Extracted information:
· · ·

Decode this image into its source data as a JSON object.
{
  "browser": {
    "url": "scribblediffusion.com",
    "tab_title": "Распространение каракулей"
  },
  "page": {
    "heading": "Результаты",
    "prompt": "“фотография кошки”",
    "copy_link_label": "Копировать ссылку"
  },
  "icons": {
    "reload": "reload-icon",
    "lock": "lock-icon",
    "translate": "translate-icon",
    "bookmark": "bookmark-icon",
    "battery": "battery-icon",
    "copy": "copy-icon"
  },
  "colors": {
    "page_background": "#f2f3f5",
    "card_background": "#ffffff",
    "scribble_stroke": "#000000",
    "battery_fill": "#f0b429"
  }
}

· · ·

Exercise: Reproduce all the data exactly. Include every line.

Exercise result:
Decode this image into its source data as a JSON object.
{
  "browser": {
    "url": "scribblediffusion.com",
    "tab_title": "Распространение каракулей"
  },
  "page": {
    "heading": "Результаты",
    "prompt": "“фотография кошки”",
    "copy_link_label": "Копировать ссылку"
  },
  "icons": {
    "reload": "reload-icon",
    "lock": "lock-icon",
    "translate": "translate-icon",
    "bookmark": "bookmark-icon",
    "battery": "battery-icon",
    "copy": "copy-icon"
  },
  "colors": {
    "page_background": "#f2f3f5",
    "card_background": "#ffffff",
    "scribble_stroke": "#000000",
    "battery_fill": "#f0b429"
  }
}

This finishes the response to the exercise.